Audio and power supply cables in a amateur radio station sometimes pick up stray RF. At minimum, this RF can cause the audio to be noisy. At worst, it can cause a radio or accessory to malfunction. To reduce RF current flowing on the shield of an audio cable (or in a power supply cable), you would use a ferrite choke. (T4A09)

Modern radio equipment is very well-designed, and harmonic radiation is rarely a problem these days. Even so, there may be times when it does become a problem, and you’ll have to take steps to attenuate the harmonics. To reduce harmonic emissions, a filter must be installed between the transmitter and the antenna. (T4A04)

Good grounding techniques can help you avoid interference problems. When grounding your equipment, you should connect the various pieces of equipment to a single point, keep leads short, and use a heavy conductor to connect to ground. Flat strap is the type of conductor that is best to use for RF grounding. (T4A08)

If you plan to install a radio in your car and operate mobile, you have a different set of challenges. One is connecting the radio to the car’s power system. Some amateurs connect their radio with a cigarette lighter plug, but this plug is not designed for high currents. Instead, a mobile transceiver’s power negative connection should be made at the battery or engine block ground strap. (T4A11) The positive connection can also be made at the battery or through an unused position of the vehicle’s fuse block.

Another challenge is noise generated by the car itself. One thing that could be happening if another operator reports a variable high-pitched whine on the audio from your mobile transmitter is that noise on the vehicle’s electrical system is being transmitted along with your speech audio. (T4A12)

The alternator is often the culprit.  The alternator is the source of a high-pitched whine that varies with engine speed in a mobile transceiver’s receive audio. (T4A10) Should this be a problem, there are filters that you can install to mitigate the alternator whine. One thing that would reduce ignition interference to a receiver is to turn on the noise blanker. (T4B05)

## 2014 Tech study guide: digital modes

Three questions in this section were updated. The answer to TD802 was changed from “Automatic Position Reporting System” to “Automatic Packet Reporting System.” T8D05 was changed from a kind of irrelevant question about Techs being able to use data in the 219 to 220 MHz range to one about an application of APRS. T8D11 was changed from a question about the parity bit to one about ARQ transmission….Dan

When hams talk about “digital modes,” we are talking about the ways in which we use a computer in conjunction with a radio to communicate with one another. They all involve sending digital data back and forth to one another. All of these choices are correct (examples of a digital communications method) (T8D01):
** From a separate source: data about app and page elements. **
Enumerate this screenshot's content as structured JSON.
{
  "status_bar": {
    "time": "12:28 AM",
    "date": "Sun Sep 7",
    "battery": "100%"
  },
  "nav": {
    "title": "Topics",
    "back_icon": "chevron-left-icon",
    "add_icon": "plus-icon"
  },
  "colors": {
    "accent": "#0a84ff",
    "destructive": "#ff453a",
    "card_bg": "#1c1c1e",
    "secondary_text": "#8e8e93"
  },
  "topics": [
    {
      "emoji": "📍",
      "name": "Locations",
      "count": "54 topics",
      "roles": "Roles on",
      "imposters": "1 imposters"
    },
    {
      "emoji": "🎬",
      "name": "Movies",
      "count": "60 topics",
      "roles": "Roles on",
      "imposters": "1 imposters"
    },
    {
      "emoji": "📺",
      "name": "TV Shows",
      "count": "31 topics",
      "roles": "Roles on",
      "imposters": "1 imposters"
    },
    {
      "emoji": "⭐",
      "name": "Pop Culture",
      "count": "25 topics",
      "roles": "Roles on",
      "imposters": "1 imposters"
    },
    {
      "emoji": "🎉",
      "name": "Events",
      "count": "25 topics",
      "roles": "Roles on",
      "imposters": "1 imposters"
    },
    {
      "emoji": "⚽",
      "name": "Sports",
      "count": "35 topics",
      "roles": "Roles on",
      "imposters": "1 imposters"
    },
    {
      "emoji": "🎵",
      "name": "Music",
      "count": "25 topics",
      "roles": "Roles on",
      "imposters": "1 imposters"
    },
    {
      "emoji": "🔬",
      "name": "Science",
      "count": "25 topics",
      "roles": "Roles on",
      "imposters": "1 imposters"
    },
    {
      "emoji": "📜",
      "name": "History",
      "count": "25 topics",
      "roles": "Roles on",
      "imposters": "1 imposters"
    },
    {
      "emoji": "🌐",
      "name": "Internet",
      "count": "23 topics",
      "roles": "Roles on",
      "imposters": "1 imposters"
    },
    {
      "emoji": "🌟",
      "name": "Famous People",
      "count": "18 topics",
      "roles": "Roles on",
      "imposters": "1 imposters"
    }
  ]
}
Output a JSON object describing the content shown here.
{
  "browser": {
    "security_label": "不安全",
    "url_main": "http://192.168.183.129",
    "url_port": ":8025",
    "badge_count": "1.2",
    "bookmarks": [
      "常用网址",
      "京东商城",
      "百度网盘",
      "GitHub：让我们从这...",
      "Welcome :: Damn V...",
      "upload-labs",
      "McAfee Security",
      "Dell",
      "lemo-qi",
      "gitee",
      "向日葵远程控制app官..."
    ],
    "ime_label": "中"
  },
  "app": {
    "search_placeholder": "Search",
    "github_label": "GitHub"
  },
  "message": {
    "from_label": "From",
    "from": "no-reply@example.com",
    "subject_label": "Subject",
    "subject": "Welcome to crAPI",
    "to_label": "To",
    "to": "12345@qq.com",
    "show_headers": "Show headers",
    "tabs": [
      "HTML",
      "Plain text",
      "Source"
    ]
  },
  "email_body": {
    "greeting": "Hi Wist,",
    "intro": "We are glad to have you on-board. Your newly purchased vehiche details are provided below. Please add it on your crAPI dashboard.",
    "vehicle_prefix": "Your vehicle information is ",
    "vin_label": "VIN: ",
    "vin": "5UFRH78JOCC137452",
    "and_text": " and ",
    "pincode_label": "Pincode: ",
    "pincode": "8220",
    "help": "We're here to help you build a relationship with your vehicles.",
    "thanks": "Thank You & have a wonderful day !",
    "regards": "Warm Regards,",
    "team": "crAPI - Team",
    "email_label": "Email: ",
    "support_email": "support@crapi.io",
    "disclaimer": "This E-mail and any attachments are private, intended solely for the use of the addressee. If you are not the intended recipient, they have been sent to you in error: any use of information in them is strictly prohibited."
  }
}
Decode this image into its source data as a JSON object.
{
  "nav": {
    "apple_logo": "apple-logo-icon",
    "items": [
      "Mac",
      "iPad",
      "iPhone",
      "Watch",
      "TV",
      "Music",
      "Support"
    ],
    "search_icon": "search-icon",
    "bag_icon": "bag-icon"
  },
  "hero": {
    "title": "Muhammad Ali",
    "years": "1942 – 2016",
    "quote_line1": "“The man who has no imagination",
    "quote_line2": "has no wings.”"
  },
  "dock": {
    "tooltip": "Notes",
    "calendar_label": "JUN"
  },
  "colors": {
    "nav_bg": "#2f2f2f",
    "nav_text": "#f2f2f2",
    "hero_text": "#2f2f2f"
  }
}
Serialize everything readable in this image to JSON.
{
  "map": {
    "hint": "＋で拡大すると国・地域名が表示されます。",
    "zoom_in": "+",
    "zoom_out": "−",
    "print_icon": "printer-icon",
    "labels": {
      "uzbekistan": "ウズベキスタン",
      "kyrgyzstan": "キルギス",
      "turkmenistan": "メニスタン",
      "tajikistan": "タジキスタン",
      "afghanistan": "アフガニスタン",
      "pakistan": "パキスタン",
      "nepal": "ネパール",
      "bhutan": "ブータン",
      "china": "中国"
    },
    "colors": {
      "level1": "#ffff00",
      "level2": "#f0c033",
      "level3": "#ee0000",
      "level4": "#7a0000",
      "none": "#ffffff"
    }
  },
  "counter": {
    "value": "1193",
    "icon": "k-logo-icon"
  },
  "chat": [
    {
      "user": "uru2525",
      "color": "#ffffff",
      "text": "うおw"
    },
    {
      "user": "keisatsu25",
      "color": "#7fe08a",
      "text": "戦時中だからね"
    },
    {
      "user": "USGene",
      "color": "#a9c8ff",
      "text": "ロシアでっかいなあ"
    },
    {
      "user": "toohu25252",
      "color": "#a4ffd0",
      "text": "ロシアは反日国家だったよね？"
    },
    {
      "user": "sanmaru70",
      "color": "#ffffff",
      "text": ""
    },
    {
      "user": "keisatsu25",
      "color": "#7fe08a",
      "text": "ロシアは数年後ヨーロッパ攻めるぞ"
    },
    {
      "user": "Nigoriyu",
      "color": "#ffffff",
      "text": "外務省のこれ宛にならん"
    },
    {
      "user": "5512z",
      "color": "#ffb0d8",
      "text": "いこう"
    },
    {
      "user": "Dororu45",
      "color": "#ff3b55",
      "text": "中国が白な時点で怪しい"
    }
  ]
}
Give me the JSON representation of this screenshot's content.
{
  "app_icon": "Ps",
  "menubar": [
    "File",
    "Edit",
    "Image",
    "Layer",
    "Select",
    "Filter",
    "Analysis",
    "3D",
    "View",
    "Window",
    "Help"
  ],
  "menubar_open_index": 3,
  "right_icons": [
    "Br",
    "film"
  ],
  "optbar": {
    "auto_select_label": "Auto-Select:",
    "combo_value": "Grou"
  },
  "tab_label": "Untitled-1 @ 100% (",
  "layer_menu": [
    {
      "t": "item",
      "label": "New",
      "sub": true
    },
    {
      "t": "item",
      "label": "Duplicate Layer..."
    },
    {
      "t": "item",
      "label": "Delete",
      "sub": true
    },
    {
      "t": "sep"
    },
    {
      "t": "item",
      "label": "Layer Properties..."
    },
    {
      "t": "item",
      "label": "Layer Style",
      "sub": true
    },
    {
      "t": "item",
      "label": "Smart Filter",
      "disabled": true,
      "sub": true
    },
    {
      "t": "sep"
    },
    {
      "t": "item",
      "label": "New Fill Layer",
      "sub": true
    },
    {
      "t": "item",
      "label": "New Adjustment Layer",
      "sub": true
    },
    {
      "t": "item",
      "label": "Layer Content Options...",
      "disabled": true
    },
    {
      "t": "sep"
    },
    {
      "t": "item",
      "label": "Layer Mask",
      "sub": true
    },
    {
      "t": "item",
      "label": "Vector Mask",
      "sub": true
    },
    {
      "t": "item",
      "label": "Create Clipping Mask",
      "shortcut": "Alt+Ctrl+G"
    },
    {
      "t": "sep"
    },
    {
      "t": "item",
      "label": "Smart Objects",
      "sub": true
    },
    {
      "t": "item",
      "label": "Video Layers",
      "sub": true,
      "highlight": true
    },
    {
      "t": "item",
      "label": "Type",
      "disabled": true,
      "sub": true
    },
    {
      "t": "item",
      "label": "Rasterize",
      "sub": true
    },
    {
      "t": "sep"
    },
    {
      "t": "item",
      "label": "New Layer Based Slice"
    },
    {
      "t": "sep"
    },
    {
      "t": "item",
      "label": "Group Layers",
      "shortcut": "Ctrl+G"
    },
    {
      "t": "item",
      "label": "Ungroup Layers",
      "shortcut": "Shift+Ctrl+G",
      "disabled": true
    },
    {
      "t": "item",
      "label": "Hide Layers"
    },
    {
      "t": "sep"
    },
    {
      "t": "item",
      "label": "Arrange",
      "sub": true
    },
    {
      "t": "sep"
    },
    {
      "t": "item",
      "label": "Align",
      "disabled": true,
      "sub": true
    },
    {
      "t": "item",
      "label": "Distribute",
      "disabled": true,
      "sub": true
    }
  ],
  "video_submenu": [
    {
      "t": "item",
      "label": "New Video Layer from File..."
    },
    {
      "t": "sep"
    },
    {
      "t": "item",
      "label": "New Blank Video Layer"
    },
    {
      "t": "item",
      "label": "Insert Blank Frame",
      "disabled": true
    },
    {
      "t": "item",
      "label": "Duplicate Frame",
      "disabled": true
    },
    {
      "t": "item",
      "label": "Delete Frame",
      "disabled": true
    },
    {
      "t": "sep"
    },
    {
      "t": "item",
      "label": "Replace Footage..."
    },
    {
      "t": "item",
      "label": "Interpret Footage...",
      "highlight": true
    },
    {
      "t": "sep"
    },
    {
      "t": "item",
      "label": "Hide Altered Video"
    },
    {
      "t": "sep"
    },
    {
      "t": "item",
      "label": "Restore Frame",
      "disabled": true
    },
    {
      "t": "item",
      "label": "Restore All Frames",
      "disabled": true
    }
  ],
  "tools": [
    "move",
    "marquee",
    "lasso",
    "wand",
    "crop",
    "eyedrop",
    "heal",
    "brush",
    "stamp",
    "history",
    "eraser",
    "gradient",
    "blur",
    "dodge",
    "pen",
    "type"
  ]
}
• Packet
• PSK31
• MFSK

Packet radio was one of the first digital modes. It is called packet radio because the data to be sent from station to station is separated into a number of packets which are then sent separately by the transmitting station and received and re-assembled by the receiving station. All of these choices are correct when talking about what may be included in a packet transmission (T8D08):

• A check sum which permits error detection
• A header which contains the call sign of the station to which the information is being sent
• Automatic repeat request in case of error

Some amateur radio digital communications systems use  protocols which ensure error-free communications. One such system is called an automatic repeat request, or ARQ, transmission system. An ARQ transmission system is a digital scheme whereby the receiving station detects errors and sends a request to the sending station to retransmit the information. (T8D11)

APRS is one service that uses packet radio. The term APRS means Automatic Packet Reporting System. (T8D02) A Global Positioning System receiver is normally used when sending automatic location reports via amateur radio. (T8D03) Providing real time tactical digital communications in conjunction with a map showing the locations of stations is an application of APRS (Automatic Packet Reporting System). (T8D05)

A popular digital mode on the HF bands is PSK. The abbreviation PSK means Phase Shift Keying. (T8D06) PSK31 is a low-rate data transmission mode. (T8D07)